* _TO DO_: Reproduce the records below exactly; the images should not appear.
******
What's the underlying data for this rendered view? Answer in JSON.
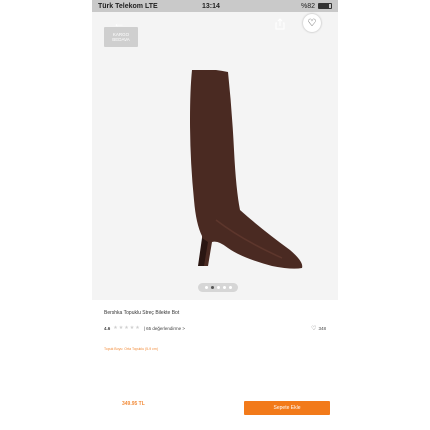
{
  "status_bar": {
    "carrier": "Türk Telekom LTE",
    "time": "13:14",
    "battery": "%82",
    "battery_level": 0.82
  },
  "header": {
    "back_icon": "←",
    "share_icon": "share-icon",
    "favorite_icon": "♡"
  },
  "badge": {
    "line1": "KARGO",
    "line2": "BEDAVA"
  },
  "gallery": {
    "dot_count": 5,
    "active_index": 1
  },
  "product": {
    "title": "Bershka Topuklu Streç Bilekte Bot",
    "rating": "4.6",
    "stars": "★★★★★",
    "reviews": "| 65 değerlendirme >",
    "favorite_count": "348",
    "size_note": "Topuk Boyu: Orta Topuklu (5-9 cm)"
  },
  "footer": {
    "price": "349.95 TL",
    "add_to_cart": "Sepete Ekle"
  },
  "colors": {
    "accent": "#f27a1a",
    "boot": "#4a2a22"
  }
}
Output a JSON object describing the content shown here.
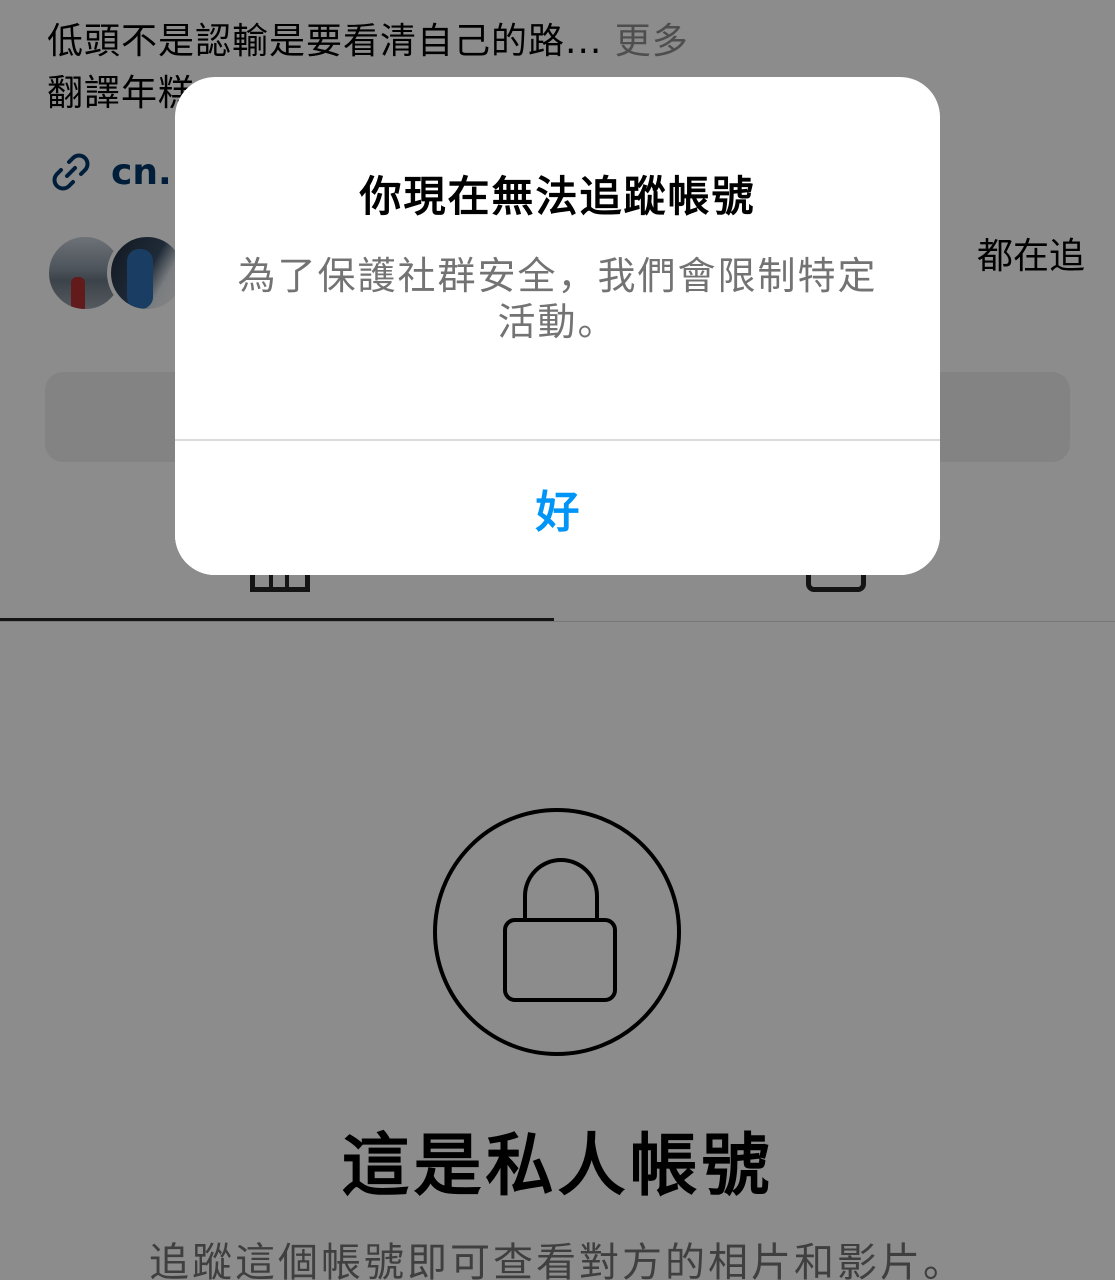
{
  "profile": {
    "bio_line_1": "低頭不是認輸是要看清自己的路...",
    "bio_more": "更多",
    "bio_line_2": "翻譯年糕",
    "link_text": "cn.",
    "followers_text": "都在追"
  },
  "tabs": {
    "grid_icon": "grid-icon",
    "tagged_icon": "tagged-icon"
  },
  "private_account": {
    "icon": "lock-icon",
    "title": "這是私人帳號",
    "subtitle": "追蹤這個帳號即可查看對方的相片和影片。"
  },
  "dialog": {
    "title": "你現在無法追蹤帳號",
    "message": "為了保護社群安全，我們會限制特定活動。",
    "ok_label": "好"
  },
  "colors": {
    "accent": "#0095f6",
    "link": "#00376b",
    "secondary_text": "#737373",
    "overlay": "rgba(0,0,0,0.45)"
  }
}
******
* _RESULT OF THE EXERCISE_:
What's the underlying data for this rendered view? Answer in JSON.
{
  "status_bar": {
    "carrier": "Türk Telekom LTE",
    "time": "13:14",
    "battery": "%82",
    "battery_level": 0.82
  },
  "header": {
    "back_icon": "←",
    "share_icon": "share-icon",
    "favorite_icon": "♡"
  },
  "badge": {
    "line1": "KARGO",
    "line2": "BEDAVA"
  },
  "gallery": {
    "dot_count": 5,
    "active_index": 1
  },
  "product": {
    "title": "Bershka Topuklu Streç Bilekte Bot",
    "rating": "4.6",
    "stars": "★★★★★",
    "reviews": "| 65 değerlendirme >",
    "favorite_count": "348",
    "size_note": "Topuk Boyu: Orta Topuklu (5-9 cm)"
  },
  "footer": {
    "price": "349.95 TL",
    "add_to_cart": "Sepete Ekle"
  },
  "colors": {
    "accent": "#f27a1a",
    "boot": "#4a2a22"
  }
}
Output a JSON object describing the content shown here.
{
  "profile": {
    "bio_line_1": "低頭不是認輸是要看清自己的路...",
    "bio_more": "更多",
    "bio_line_2": "翻譯年糕",
    "link_text": "cn.",
    "followers_text": "都在追"
  },
  "tabs": {
    "grid_icon": "grid-icon",
    "tagged_icon": "tagged-icon"
  },
  "private_account": {
    "icon": "lock-icon",
    "title": "這是私人帳號",
    "subtitle": "追蹤這個帳號即可查看對方的相片和影片。"
  },
  "dialog": {
    "title": "你現在無法追蹤帳號",
    "message": "為了保護社群安全，我們會限制特定活動。",
    "ok_label": "好"
  },
  "colors": {
    "accent": "#0095f6",
    "link": "#00376b",
    "secondary_text": "#737373",
    "overlay": "rgba(0,0,0,0.45)"
  }
}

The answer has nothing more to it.